Dataset items -
________

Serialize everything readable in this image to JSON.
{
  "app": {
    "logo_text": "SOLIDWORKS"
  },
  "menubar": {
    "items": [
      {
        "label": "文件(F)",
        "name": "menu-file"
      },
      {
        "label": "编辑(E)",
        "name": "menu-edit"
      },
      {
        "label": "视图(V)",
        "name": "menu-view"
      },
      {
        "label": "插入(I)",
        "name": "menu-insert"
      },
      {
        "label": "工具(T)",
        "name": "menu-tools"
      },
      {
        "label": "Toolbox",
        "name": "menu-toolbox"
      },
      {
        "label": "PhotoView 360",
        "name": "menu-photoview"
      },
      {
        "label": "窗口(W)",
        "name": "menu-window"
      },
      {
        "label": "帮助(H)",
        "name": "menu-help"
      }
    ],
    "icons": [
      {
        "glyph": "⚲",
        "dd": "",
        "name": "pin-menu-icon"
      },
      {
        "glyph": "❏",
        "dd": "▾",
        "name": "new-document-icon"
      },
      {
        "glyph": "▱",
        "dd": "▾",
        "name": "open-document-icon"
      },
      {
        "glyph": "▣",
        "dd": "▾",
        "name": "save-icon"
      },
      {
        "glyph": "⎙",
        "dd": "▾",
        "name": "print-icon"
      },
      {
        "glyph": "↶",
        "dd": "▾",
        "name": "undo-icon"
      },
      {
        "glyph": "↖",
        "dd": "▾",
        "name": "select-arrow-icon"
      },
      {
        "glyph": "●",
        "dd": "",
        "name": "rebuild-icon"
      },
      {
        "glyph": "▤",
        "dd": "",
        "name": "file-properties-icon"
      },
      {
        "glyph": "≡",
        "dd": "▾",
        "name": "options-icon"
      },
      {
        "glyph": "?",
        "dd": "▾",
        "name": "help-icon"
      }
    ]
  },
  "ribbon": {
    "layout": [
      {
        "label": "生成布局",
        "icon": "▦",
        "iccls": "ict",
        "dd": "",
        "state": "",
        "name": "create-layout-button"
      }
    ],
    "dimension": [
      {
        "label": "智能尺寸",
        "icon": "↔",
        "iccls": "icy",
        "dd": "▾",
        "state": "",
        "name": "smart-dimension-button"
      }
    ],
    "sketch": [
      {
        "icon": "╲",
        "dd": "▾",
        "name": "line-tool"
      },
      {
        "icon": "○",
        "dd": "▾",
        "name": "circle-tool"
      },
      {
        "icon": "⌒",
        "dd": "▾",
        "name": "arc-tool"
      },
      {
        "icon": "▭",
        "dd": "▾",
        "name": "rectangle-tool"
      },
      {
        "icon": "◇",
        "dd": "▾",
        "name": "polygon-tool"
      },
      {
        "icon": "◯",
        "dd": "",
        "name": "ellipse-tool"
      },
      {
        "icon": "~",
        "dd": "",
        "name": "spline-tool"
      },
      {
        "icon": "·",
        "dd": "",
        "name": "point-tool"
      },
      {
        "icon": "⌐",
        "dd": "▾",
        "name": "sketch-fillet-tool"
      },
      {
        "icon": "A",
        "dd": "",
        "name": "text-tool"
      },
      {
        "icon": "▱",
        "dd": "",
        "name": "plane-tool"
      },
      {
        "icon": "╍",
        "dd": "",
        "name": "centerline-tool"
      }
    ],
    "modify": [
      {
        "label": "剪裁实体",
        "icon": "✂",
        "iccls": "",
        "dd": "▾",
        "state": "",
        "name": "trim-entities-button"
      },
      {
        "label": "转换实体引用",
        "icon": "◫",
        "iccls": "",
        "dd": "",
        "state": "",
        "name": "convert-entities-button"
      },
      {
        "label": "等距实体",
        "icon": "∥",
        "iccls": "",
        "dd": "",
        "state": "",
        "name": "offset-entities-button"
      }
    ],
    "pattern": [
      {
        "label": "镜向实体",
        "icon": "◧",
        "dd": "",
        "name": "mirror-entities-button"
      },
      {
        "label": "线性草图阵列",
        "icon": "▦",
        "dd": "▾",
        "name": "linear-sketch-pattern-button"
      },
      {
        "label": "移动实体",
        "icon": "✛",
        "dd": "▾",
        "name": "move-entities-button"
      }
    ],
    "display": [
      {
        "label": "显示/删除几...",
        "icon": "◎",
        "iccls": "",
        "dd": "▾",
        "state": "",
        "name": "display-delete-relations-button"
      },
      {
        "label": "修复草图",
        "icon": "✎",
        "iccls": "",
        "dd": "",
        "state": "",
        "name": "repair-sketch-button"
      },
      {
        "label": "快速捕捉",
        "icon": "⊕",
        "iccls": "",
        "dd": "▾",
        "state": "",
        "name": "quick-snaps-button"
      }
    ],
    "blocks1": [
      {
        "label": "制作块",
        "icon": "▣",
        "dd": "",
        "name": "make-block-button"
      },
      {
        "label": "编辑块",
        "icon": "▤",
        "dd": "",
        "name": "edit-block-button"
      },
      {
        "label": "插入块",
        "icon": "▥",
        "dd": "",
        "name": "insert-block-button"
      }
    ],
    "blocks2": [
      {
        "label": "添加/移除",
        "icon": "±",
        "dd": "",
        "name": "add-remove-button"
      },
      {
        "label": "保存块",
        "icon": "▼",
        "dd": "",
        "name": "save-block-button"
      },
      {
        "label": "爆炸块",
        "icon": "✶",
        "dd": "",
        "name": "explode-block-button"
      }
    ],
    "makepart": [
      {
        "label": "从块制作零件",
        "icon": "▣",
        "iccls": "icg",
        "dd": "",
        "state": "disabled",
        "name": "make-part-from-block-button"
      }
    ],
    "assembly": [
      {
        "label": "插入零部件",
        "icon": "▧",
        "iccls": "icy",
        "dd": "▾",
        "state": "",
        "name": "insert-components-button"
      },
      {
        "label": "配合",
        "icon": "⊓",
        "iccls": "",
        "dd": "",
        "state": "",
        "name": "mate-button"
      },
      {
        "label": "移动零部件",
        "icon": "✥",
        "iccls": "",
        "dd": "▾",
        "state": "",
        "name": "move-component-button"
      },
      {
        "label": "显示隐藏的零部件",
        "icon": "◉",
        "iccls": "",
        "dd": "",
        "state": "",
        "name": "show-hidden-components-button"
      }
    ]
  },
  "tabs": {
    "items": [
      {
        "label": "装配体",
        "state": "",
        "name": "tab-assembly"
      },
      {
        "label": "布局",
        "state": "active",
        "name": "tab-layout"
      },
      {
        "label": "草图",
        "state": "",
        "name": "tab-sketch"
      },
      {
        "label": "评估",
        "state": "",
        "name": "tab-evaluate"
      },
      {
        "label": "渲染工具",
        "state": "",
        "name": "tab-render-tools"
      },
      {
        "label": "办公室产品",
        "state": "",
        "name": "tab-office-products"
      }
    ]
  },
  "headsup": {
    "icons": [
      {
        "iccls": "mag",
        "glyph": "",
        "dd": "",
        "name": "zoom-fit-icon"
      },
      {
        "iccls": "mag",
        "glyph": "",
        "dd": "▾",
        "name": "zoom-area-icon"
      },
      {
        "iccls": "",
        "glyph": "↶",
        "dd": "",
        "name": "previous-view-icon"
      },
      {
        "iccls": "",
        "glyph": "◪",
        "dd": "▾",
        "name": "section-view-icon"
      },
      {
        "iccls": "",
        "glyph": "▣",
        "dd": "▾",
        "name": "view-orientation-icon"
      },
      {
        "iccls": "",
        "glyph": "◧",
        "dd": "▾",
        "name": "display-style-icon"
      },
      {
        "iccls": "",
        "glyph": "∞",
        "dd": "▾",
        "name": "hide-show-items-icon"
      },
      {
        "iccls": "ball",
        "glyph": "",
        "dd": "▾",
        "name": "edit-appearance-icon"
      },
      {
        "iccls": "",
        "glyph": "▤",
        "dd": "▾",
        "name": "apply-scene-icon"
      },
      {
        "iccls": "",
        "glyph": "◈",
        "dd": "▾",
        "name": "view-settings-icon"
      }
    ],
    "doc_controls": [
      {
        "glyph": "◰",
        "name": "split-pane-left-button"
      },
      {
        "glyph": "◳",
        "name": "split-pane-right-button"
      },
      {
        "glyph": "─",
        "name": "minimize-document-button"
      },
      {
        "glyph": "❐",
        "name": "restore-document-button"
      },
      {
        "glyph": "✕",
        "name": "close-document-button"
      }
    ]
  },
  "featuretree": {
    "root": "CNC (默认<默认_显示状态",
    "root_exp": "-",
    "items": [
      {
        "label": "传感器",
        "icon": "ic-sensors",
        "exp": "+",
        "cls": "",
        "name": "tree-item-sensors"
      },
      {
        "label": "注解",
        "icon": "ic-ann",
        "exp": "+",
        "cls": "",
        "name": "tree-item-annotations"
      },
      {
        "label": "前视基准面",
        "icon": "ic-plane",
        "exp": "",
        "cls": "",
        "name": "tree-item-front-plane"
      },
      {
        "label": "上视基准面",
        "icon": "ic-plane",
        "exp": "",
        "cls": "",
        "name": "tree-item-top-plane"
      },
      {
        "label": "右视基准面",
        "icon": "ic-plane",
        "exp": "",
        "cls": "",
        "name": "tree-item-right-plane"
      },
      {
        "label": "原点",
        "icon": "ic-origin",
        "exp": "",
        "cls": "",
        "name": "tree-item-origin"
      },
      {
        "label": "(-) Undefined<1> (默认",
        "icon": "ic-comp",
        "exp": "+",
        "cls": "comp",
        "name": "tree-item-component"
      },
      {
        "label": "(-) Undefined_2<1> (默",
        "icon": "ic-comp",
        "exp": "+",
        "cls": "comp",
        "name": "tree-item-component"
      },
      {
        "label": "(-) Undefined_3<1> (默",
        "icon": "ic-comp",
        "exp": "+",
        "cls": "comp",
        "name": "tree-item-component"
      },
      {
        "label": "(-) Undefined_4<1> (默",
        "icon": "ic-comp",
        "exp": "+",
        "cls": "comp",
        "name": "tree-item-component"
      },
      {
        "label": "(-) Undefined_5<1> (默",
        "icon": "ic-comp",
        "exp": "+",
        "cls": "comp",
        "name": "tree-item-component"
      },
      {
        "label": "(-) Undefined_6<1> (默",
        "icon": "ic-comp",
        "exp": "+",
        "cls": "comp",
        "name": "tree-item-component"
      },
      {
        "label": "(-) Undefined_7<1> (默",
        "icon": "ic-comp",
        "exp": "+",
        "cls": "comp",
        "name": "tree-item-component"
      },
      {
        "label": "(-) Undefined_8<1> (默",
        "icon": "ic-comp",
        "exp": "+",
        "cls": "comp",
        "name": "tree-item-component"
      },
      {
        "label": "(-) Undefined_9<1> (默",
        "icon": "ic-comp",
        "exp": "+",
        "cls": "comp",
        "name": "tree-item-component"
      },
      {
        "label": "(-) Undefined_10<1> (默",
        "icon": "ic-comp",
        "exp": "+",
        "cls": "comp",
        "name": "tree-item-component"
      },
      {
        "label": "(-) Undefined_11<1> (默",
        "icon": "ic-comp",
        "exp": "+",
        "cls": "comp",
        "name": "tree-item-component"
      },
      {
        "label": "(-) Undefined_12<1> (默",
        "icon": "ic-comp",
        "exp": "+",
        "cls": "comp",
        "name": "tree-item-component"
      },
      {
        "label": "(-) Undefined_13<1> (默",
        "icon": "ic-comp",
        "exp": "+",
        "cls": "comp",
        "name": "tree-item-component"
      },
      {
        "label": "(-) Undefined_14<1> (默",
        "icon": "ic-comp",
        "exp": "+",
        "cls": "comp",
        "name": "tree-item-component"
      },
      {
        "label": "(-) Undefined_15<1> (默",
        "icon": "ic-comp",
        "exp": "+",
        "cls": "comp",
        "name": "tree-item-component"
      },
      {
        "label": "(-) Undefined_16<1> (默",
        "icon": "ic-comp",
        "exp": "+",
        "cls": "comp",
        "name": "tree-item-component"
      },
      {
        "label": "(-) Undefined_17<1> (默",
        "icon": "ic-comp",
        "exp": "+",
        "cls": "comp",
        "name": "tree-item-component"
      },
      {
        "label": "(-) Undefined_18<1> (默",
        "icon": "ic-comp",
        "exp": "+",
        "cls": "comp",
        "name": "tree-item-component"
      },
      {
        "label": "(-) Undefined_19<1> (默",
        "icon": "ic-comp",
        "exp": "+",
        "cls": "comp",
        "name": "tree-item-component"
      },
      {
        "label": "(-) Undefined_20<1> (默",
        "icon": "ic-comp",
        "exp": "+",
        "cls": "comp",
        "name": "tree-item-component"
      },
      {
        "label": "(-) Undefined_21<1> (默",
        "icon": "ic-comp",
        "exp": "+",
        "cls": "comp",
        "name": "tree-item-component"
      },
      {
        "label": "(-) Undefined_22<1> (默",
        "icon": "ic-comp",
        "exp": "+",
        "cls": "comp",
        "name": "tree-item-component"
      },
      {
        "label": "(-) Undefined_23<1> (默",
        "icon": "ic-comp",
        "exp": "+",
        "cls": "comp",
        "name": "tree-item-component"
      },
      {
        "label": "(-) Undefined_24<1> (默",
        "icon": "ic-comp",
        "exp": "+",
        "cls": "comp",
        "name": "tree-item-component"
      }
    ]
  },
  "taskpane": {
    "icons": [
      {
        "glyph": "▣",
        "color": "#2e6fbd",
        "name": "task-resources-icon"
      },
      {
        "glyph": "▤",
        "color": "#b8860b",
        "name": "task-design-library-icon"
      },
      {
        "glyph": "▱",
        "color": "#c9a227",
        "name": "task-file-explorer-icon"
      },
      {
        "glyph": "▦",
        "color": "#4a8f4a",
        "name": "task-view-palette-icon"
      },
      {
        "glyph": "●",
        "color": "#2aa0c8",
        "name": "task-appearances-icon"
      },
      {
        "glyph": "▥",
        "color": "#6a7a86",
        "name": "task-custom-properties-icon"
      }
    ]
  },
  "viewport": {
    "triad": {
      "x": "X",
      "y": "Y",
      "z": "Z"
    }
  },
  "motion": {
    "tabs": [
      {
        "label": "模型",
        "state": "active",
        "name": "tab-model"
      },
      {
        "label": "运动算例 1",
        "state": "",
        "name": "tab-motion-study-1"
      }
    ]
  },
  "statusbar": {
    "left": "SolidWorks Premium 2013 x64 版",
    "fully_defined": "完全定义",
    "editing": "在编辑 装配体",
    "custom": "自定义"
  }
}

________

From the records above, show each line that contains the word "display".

WORKED SOLUTION -
    "display": [
        "name": "display-delete-relations-button"
        "name": "display-style-icon"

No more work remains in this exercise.